These are both delightful images Jim but I like the second best. There is more rhythm and draw in the second to the yellow in the background.
Jim, I must say that they are both quite nice images - especially the processing. I think you have handled them quite nicely.
I think to get that interplay ypu are talking about you need to have more continuous interest from the front to back of the scene. In the first image you have that lovely cascade at the front (red box) and the light trees stuck in the back right corner (cyan cirlce). Foscussing on the interplay, I think this would have worked better, and told a more cohesive story, if that was was more prominent. Could have used a wide lens to elongate it and/or got lower closer to it so you are bringing rge two key elements closer to each other and thus forcing the interplay. I also feel that the large bush on the right is overwhelming the top half of the image, acting as a visual block to the light area.
Similar story for the second shot. I feel that the first cascade is stuck in the lower right corner and doesnt get enough breathing room. I would have considered making it more of a feature (lower and more prominent). This would have brought the light closer to the water and improved the interplay.
If I had to pick one that displayed the interplay between light and water better, Id say it was the second one as there is more of a continuous flow from from to back. I still feel that in this image the first subject is too close to the edge of the frame to provide depth.

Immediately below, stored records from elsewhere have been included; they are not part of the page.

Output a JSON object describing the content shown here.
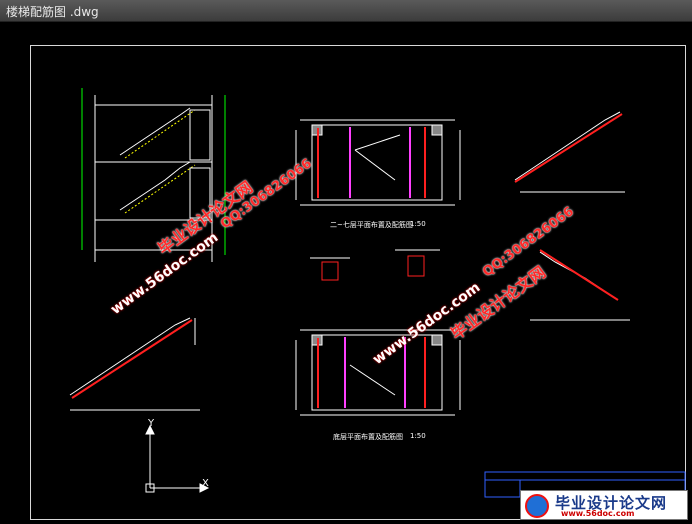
{
  "window": {
    "title": "楼梯配筋图 .dwg"
  },
  "axes": {
    "x_label": "X",
    "y_label": "Y"
  },
  "watermarks": {
    "site_url": "www.56doc.com",
    "qq": "QQ:306826066",
    "brand": "毕业设计论文网"
  },
  "drawing_labels": {
    "plan_upper": "二~七层平面布置及配筋图",
    "plan_upper_scale": "1:50",
    "plan_ground": "底层平面布置及配筋图",
    "plan_ground_scale": "1:50"
  },
  "brand_box": {
    "name": "毕业设计论文网",
    "url": "www.56doc.com"
  },
  "colors": {
    "background": "#000000",
    "line_white": "#ffffff",
    "line_green": "#00ff00",
    "line_red": "#ff2020",
    "line_magenta": "#ff40ff",
    "line_cyan": "#00ffff",
    "title_block_blue": "#3060ff"
  }
}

What lovely images. You have rendered these images very well, in my opinion. Colors come out very nicely and the tonality is very well controlled. If there is anything, I would consider burning the rocks on the lower left side of the second image but it’s a minor point.

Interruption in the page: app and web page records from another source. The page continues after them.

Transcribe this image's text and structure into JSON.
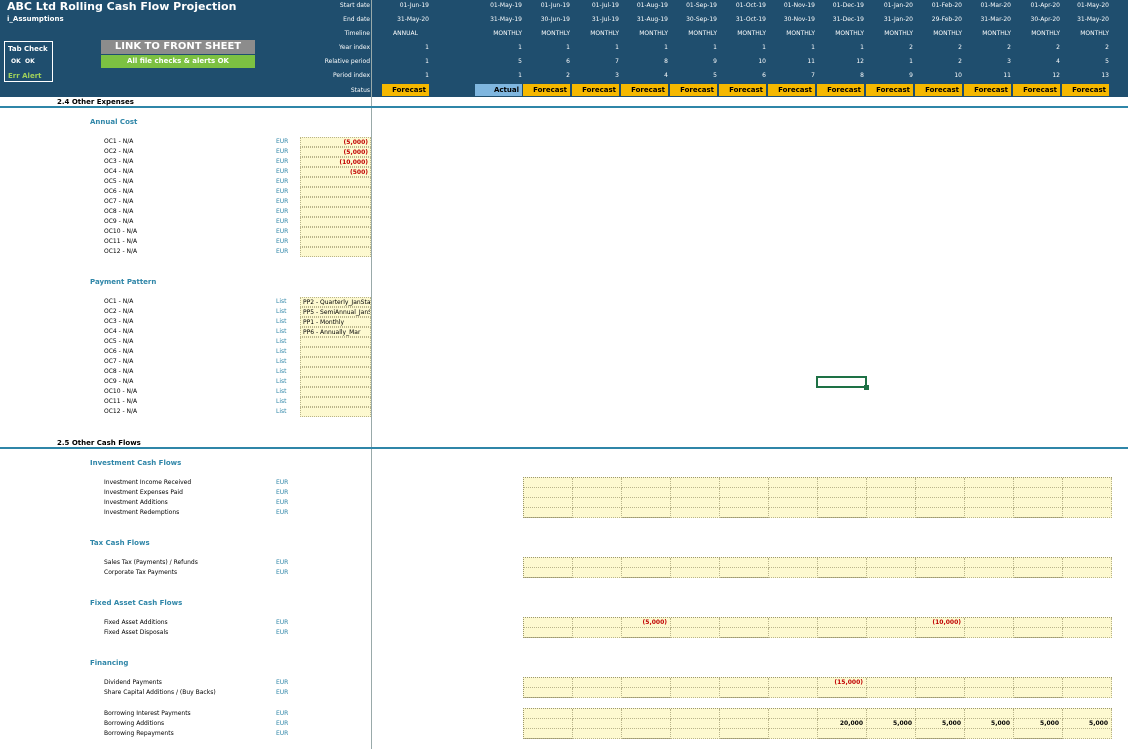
{
  "app": {
    "title": "ABC Ltd Rolling Cash Flow Projection",
    "sheet_name": "i_Assumptions"
  },
  "tab_check": {
    "heading": "Tab Check",
    "ok1": "OK",
    "ok2": "OK",
    "err_alert": "Err Alert"
  },
  "link_button": "LINK TO FRONT SHEET",
  "checks_status": "All file checks & alerts OK",
  "header": {
    "row_labels": [
      "Start date",
      "End date",
      "Timeline",
      "Year index",
      "Relative period",
      "Period index",
      "Status"
    ],
    "annual": {
      "start": "01-Jun-19",
      "end": "31-May-20",
      "timeline": "ANNUAL",
      "year": "1",
      "relative": "1",
      "period": "1",
      "status": "Forecast"
    },
    "columns": [
      {
        "start": "01-May-19",
        "end": "31-May-19",
        "timeline": "MONTHLY",
        "year": "1",
        "relative": "5",
        "period": "1",
        "status": "Actual"
      },
      {
        "start": "01-Jun-19",
        "end": "30-Jun-19",
        "timeline": "MONTHLY",
        "year": "1",
        "relative": "6",
        "period": "2",
        "status": "Forecast"
      },
      {
        "start": "01-Jul-19",
        "end": "31-Jul-19",
        "timeline": "MONTHLY",
        "year": "1",
        "relative": "7",
        "period": "3",
        "status": "Forecast"
      },
      {
        "start": "01-Aug-19",
        "end": "31-Aug-19",
        "timeline": "MONTHLY",
        "year": "1",
        "relative": "8",
        "period": "4",
        "status": "Forecast"
      },
      {
        "start": "01-Sep-19",
        "end": "30-Sep-19",
        "timeline": "MONTHLY",
        "year": "1",
        "relative": "9",
        "period": "5",
        "status": "Forecast"
      },
      {
        "start": "01-Oct-19",
        "end": "31-Oct-19",
        "timeline": "MONTHLY",
        "year": "1",
        "relative": "10",
        "period": "6",
        "status": "Forecast"
      },
      {
        "start": "01-Nov-19",
        "end": "30-Nov-19",
        "timeline": "MONTHLY",
        "year": "1",
        "relative": "11",
        "period": "7",
        "status": "Forecast"
      },
      {
        "start": "01-Dec-19",
        "end": "31-Dec-19",
        "timeline": "MONTHLY",
        "year": "1",
        "relative": "12",
        "period": "8",
        "status": "Forecast"
      },
      {
        "start": "01-Jan-20",
        "end": "31-Jan-20",
        "timeline": "MONTHLY",
        "year": "2",
        "relative": "1",
        "period": "9",
        "status": "Forecast"
      },
      {
        "start": "01-Feb-20",
        "end": "29-Feb-20",
        "timeline": "MONTHLY",
        "year": "2",
        "relative": "2",
        "period": "10",
        "status": "Forecast"
      },
      {
        "start": "01-Mar-20",
        "end": "31-Mar-20",
        "timeline": "MONTHLY",
        "year": "2",
        "relative": "3",
        "period": "11",
        "status": "Forecast"
      },
      {
        "start": "01-Apr-20",
        "end": "30-Apr-20",
        "timeline": "MONTHLY",
        "year": "2",
        "relative": "4",
        "period": "12",
        "status": "Forecast"
      },
      {
        "start": "01-May-20",
        "end": "31-May-20",
        "timeline": "MONTHLY",
        "year": "2",
        "relative": "5",
        "period": "13",
        "status": "Forecast"
      }
    ]
  },
  "section_other_expenses": {
    "title": "2.4  Other Expenses",
    "annual_cost": {
      "title": "Annual Cost",
      "rows": [
        {
          "label": "OC1 - N/A",
          "unit": "EUR",
          "value": "(5,000)"
        },
        {
          "label": "OC2 - N/A",
          "unit": "EUR",
          "value": "(5,000)"
        },
        {
          "label": "OC3 - N/A",
          "unit": "EUR",
          "value": "(10,000)"
        },
        {
          "label": "OC4 - N/A",
          "unit": "EUR",
          "value": "(500)"
        },
        {
          "label": "OC5 - N/A",
          "unit": "EUR",
          "value": ""
        },
        {
          "label": "OC6 - N/A",
          "unit": "EUR",
          "value": ""
        },
        {
          "label": "OC7 - N/A",
          "unit": "EUR",
          "value": ""
        },
        {
          "label": "OC8 - N/A",
          "unit": "EUR",
          "value": ""
        },
        {
          "label": "OC9 - N/A",
          "unit": "EUR",
          "value": ""
        },
        {
          "label": "OC10 - N/A",
          "unit": "EUR",
          "value": ""
        },
        {
          "label": "OC11 - N/A",
          "unit": "EUR",
          "value": ""
        },
        {
          "label": "OC12 - N/A",
          "unit": "EUR",
          "value": ""
        }
      ]
    },
    "payment_pattern": {
      "title": "Payment Pattern",
      "rows": [
        {
          "label": "OC1 - N/A",
          "unit": "List",
          "value": "PP2 - Quarterly_JanStart"
        },
        {
          "label": "OC2 - N/A",
          "unit": "List",
          "value": "PP5 - SemiAnnual_JanStart"
        },
        {
          "label": "OC3 - N/A",
          "unit": "List",
          "value": "PP1 - Monthly"
        },
        {
          "label": "OC4 - N/A",
          "unit": "List",
          "value": "PP6 - Annually_Mar"
        },
        {
          "label": "OC5 - N/A",
          "unit": "List",
          "value": ""
        },
        {
          "label": "OC6 - N/A",
          "unit": "List",
          "value": ""
        },
        {
          "label": "OC7 - N/A",
          "unit": "List",
          "value": ""
        },
        {
          "label": "OC8 - N/A",
          "unit": "List",
          "value": ""
        },
        {
          "label": "OC9 - N/A",
          "unit": "List",
          "value": ""
        },
        {
          "label": "OC10 - N/A",
          "unit": "List",
          "value": ""
        },
        {
          "label": "OC11 - N/A",
          "unit": "List",
          "value": ""
        },
        {
          "label": "OC12 - N/A",
          "unit": "List",
          "value": ""
        }
      ]
    }
  },
  "section_other_cash_flows": {
    "title": "2.5  Other Cash Flows",
    "groups": [
      {
        "title": "Investment Cash Flows",
        "rows": [
          {
            "label": "Investment Income Received",
            "unit": "EUR",
            "values": [
              "",
              "",
              "",
              "",
              "",
              "",
              "",
              "",
              "",
              "",
              "",
              ""
            ]
          },
          {
            "label": "Investment Expenses Paid",
            "unit": "EUR",
            "values": [
              "",
              "",
              "",
              "",
              "",
              "",
              "",
              "",
              "",
              "",
              "",
              ""
            ]
          },
          {
            "label": "Investment Additions",
            "unit": "EUR",
            "values": [
              "",
              "",
              "",
              "",
              "",
              "",
              "",
              "",
              "",
              "",
              "",
              ""
            ]
          },
          {
            "label": "Investment Redemptions",
            "unit": "EUR",
            "values": [
              "",
              "",
              "",
              "",
              "",
              "",
              "",
              "",
              "",
              "",
              "",
              ""
            ]
          }
        ]
      },
      {
        "title": "Tax Cash Flows",
        "rows": [
          {
            "label": "Sales Tax (Payments) / Refunds",
            "unit": "EUR",
            "values": [
              "",
              "",
              "",
              "",
              "",
              "",
              "",
              "",
              "",
              "",
              "",
              ""
            ]
          },
          {
            "label": "Corporate Tax Payments",
            "unit": "EUR",
            "values": [
              "",
              "",
              "",
              "",
              "",
              "",
              "",
              "",
              "",
              "",
              "",
              ""
            ]
          }
        ]
      },
      {
        "title": "Fixed Asset Cash Flows",
        "rows": [
          {
            "label": "Fixed Asset Additions",
            "unit": "EUR",
            "values": [
              "",
              "",
              "(5,000)",
              "",
              "",
              "",
              "",
              "",
              "(10,000)",
              "",
              "",
              ""
            ]
          },
          {
            "label": "Fixed Asset Disposals",
            "unit": "EUR",
            "values": [
              "",
              "",
              "",
              "",
              "",
              "",
              "",
              "",
              "",
              "",
              "",
              ""
            ]
          }
        ]
      },
      {
        "title": "Financing",
        "rows": [
          {
            "label": "Dividend Payments",
            "unit": "EUR",
            "values": [
              "",
              "",
              "",
              "",
              "",
              "",
              "(15,000)",
              "",
              "",
              "",
              "",
              ""
            ]
          },
          {
            "label": "Share Capital Additions / (Buy Backs)",
            "unit": "EUR",
            "values": [
              "",
              "",
              "",
              "",
              "",
              "",
              "",
              "",
              "",
              "",
              "",
              ""
            ]
          }
        ],
        "rows2": [
          {
            "label": "Borrowing Interest Payments",
            "unit": "EUR",
            "values": [
              "",
              "",
              "",
              "",
              "",
              "",
              "",
              "",
              "",
              "",
              "",
              ""
            ]
          },
          {
            "label": "Borrowing Additions",
            "unit": "EUR",
            "values": [
              "",
              "",
              "",
              "",
              "",
              "",
              "20,000",
              "5,000",
              "5,000",
              "5,000",
              "5,000",
              "5,000"
            ]
          },
          {
            "label": "Borrowing Repayments",
            "unit": "EUR",
            "values": [
              "",
              "",
              "",
              "",
              "",
              "",
              "",
              "",
              "",
              "",
              "",
              ""
            ]
          }
        ]
      }
    ]
  }
}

My preference is the second one and simply because of the bridge in the first one. If there is an option, I prefer not to have manmade structures in an image. I am not too concerned about Eugene’s point about the discontinuity in the FG and BG elements of the first image. Yes, it is a little more partitioned but I think it’s cohesive.
Both of these convey concurrent energy and soothing. I appreciate your handling of light in the water and leaves.

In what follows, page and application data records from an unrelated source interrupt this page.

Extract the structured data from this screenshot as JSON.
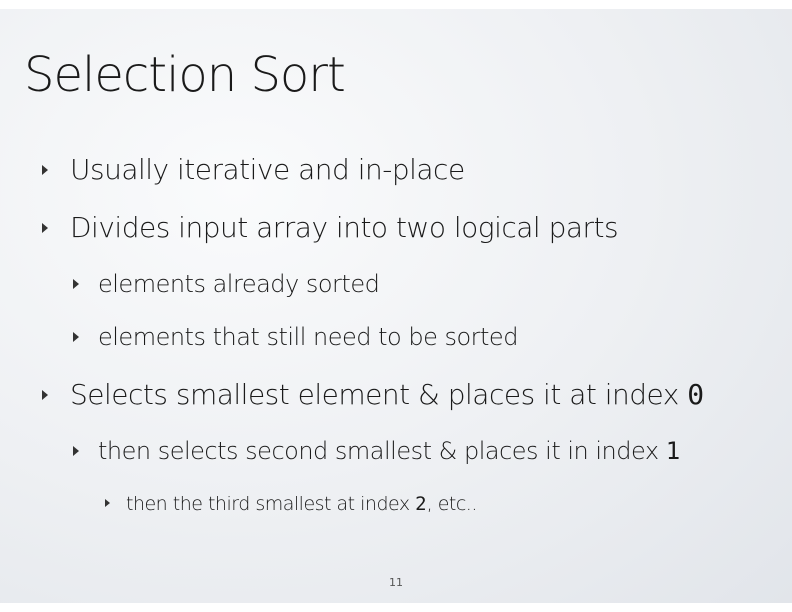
{
  "slide": {
    "title": "Selection Sort",
    "page_number": "11",
    "bullets": [
      {
        "text": "Usually iterative and in-place"
      },
      {
        "text": "Divides input array into two logical parts"
      },
      {
        "text": "elements already sorted"
      },
      {
        "text": "elements that still need to be sorted"
      },
      {
        "text": "Selects smallest element & places it at index ",
        "code": "0"
      },
      {
        "text": "then selects second smallest & places it in index ",
        "code": "1"
      },
      {
        "text": "then the third smallest at index ",
        "code": "2",
        "after": ", etc.."
      }
    ]
  }
}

I prefer the first image, as the line of leaves on rocks on the right convey me nicely from foreground to background. The trees in the BG lack the definition of the second image, so I added some contrast there. The rhododendrons on the left are a a bit massive, so I tried to increase their texture.
The second image seems more dramatic, and the V-shaped area of distant arching trees is a strong feature. For me the bright water at the bottom is the eye magnet, and my eye bounces back and forth from there to the distant bright area. If the bottom were cropped to eliminate the lowest rock and its leaves, the image would seem more harmonious to me.
Thanks @Ed_McGuirk…the in-your-face water puts off my wife and she feels it pushes the viewer away from the image. I guess I just love the energy it conveys.
@Eva_McDermott…thanks for your comments! I wanted to like the first one more, but I just don’t and like the 2nd one as well.
This is an excellent point @Eugene_Theron. I was already shooting at 14 on my 14-24, so didn’t have much wider I could have gone, but your point is well taken…thanks so much for your time & perspective (pun intended).
@Adhika_Lie…thanks for your comments of lite and color…that means a lot to me coming from you!
Thanks @Dick_Knudson for taking the time to comment. The LRC is definitely an eye magnet…perhaps too strong of one. As I look at the image again, I may de-emphasize the brightness of the water a bit, but to crop the lower rocks and leaves is to lose the pool of the cascade which to me will make the image less complete.
I prefer the second image. It has a more pure nature element to it. And it seems more balanced (colors, shapes, textures and sizes) and shows more of the path of the river.